Conway had already been a part of the Trump campaign as an adviser and counts vice presidential nominee Mike PenceMichael (Mike) Richard PencePoll: 73 percent of Democratic voters would consider voting for Biden in the 2024 primary Bipartisan congressional commission urges IOC to postpone, relocate Beijing Games Noem to travel to South Carolina for early voting event MORE as a client. But while reports have pegged Bannon as an informal adviser to Trump, the move makes his involvement official. 

Clinton aides slammed Breitbart, citing what they called "deranged conspiracy theories" on the site. 

"We should expect in the coming weeks to see more of what, at the end of the day, really scares voters about Donald Trump," Mook said, predicting more "wild accusations" from the GOP nominee.
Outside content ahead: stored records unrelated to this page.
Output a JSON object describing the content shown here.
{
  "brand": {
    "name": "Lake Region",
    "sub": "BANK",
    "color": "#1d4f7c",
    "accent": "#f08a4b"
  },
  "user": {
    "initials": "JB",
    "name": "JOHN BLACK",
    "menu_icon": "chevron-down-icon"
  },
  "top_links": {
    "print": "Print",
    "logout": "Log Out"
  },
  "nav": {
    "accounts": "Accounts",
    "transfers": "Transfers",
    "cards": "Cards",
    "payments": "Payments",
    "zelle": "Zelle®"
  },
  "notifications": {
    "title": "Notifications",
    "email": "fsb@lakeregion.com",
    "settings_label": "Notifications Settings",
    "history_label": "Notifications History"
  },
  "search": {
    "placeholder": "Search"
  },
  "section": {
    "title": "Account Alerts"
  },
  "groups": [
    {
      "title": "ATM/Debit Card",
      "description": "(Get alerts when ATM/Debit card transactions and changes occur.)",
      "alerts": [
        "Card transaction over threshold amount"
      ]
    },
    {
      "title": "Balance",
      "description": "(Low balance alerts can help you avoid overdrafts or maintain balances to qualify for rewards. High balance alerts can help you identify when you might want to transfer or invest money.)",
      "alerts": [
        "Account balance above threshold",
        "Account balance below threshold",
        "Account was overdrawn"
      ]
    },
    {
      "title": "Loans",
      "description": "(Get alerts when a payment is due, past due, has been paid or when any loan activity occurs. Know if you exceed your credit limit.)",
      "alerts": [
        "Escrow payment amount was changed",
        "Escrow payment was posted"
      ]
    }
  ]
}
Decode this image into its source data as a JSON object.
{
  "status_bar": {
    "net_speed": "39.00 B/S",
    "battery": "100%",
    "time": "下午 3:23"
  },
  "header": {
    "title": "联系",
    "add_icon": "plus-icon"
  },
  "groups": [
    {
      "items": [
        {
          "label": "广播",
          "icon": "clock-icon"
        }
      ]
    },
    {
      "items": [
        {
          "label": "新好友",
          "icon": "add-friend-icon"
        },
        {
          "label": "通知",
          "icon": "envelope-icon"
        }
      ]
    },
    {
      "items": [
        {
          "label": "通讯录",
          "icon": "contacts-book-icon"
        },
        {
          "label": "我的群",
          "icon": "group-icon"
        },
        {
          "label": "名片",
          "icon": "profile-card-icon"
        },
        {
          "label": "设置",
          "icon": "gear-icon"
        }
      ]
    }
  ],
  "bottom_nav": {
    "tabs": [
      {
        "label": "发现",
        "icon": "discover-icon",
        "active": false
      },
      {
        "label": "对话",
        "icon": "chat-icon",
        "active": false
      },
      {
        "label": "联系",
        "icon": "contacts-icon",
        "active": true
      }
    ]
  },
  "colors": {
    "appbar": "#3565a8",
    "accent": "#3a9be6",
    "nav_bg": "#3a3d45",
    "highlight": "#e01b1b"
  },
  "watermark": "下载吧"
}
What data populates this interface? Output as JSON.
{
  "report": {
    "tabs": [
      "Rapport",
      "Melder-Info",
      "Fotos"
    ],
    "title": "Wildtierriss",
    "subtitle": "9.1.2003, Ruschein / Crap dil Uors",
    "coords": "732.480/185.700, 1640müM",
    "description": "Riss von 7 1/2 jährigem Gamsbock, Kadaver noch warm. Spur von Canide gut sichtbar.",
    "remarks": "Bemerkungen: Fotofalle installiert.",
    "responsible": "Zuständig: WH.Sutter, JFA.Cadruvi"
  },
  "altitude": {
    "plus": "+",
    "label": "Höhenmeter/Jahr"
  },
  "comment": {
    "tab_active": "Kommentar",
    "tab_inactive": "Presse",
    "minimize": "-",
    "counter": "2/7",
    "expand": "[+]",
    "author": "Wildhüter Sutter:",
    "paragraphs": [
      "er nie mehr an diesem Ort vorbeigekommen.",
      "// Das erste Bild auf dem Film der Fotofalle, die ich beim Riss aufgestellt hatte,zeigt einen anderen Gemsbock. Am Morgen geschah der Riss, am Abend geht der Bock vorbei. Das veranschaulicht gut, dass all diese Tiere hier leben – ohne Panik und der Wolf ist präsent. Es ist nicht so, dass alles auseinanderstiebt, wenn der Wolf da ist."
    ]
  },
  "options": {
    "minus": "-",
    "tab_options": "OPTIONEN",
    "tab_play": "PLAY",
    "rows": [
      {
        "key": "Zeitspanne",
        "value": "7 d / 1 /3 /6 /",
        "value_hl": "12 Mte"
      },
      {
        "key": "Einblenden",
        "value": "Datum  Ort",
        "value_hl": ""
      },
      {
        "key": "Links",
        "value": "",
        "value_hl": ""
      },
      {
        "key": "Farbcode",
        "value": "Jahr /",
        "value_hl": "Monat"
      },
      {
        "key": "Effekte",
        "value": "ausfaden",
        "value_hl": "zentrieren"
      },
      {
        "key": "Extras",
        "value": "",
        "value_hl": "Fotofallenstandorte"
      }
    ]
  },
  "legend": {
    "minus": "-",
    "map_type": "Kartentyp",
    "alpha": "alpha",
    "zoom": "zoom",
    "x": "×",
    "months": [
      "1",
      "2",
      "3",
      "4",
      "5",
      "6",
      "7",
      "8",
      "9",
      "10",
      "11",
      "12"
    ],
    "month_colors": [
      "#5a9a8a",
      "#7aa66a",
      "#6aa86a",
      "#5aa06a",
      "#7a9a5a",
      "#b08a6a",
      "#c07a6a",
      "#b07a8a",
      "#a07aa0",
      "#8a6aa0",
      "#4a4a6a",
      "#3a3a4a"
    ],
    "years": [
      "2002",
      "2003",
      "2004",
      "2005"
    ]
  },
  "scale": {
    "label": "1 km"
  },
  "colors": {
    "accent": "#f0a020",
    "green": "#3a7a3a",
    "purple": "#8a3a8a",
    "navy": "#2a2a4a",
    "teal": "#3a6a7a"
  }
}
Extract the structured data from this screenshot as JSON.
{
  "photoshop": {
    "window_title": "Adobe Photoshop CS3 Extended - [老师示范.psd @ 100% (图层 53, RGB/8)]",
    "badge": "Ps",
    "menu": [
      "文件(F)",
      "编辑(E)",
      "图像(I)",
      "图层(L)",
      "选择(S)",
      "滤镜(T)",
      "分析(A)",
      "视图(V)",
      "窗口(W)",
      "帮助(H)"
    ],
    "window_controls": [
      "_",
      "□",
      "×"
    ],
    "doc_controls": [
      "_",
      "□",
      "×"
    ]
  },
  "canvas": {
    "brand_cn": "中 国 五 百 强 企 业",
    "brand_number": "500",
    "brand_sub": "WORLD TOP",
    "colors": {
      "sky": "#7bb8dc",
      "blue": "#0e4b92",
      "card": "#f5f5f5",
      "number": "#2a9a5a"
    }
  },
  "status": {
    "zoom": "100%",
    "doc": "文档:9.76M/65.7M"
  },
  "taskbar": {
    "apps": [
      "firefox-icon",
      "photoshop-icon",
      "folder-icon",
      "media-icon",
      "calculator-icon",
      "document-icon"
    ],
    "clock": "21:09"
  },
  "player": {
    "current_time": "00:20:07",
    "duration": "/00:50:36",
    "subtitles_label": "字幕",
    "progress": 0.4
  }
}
Under Bannon, Breitbart has been unabashedly pro-Trump and has regularly tangled with GOP establishment figures like Speaker Paul RyanPaul Davis RyanTrump clash ahead: Ron DeSantis positions himself as GOP's future in a direct-mail piece Cutting critical family support won't solve the labor crisis Juan Williams: Trump's GOP descends into farce MORE (Wis.).  

The site regularly hammers Clintons and the Democrats, publishing more than a dozen stories this month questioning whether the Democratic nominee is hiding an illness from voters. The Clinton campaign rejected those rumors in a statement Tuesday night.